━━━━━ Dataset
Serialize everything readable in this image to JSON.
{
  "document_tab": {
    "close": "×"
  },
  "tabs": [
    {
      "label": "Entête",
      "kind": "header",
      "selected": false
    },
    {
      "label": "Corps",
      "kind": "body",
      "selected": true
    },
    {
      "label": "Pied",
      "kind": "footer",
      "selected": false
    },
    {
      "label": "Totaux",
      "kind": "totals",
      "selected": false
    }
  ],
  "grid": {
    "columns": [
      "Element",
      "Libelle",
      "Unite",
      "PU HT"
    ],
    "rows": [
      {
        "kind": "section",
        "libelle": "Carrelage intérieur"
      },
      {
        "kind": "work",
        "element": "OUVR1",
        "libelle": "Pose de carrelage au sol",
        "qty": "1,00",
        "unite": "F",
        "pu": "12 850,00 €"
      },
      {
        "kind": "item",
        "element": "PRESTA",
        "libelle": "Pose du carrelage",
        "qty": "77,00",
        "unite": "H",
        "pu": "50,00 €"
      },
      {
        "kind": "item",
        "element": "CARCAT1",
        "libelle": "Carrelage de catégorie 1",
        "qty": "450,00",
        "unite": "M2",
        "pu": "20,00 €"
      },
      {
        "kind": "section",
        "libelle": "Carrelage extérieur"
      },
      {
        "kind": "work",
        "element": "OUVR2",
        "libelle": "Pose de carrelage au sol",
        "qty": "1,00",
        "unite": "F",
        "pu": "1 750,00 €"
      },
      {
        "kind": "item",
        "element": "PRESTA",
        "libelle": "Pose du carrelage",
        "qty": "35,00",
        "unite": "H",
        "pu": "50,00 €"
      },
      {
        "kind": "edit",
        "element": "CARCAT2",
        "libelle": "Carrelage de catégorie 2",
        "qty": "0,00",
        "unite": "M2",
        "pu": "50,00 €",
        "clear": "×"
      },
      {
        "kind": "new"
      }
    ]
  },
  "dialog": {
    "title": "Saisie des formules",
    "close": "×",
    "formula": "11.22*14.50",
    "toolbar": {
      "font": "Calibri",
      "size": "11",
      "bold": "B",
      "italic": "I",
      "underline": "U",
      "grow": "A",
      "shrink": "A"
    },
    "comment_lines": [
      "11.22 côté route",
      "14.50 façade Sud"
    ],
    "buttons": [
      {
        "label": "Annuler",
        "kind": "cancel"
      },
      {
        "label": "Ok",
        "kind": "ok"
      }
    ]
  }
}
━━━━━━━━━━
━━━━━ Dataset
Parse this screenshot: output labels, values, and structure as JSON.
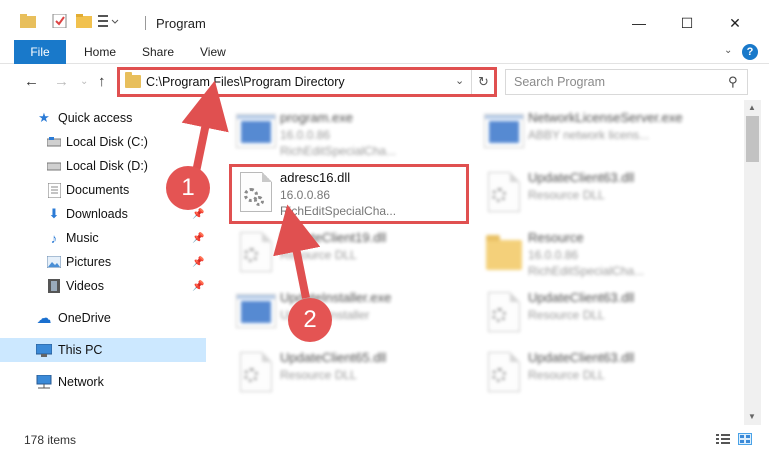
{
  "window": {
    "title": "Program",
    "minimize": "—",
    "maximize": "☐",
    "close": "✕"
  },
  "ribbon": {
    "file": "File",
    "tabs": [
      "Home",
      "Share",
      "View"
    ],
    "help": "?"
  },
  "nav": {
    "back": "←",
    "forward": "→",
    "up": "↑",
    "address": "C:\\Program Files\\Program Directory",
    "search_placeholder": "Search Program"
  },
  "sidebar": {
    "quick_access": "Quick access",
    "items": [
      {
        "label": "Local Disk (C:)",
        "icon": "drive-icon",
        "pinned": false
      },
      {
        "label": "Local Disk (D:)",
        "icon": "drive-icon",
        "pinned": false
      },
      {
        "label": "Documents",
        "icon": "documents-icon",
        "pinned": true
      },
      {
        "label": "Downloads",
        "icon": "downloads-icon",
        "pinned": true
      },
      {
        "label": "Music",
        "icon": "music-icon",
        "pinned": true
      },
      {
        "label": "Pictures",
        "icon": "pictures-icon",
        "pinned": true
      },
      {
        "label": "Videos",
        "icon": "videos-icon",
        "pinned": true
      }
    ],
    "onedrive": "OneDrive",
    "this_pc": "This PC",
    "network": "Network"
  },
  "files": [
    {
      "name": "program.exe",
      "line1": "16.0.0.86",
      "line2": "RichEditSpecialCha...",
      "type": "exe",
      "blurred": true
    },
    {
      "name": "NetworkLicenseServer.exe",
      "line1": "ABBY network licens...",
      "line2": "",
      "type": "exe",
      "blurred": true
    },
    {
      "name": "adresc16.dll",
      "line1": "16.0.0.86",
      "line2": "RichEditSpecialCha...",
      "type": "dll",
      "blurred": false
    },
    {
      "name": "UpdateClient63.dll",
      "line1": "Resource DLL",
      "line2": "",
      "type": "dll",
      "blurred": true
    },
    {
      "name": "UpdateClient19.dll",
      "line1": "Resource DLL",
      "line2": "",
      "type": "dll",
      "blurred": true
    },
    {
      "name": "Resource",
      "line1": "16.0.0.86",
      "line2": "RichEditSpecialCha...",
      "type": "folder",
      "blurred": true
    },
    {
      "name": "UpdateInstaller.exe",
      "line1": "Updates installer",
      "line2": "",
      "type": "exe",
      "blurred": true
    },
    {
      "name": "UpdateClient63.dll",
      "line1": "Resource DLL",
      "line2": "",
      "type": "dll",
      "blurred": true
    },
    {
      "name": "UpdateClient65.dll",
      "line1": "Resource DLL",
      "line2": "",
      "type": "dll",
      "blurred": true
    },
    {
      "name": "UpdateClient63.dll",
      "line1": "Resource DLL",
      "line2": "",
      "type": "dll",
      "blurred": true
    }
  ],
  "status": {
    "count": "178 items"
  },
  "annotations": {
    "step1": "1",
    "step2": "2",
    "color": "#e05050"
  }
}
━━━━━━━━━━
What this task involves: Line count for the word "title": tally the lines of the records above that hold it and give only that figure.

Solved exercise: 2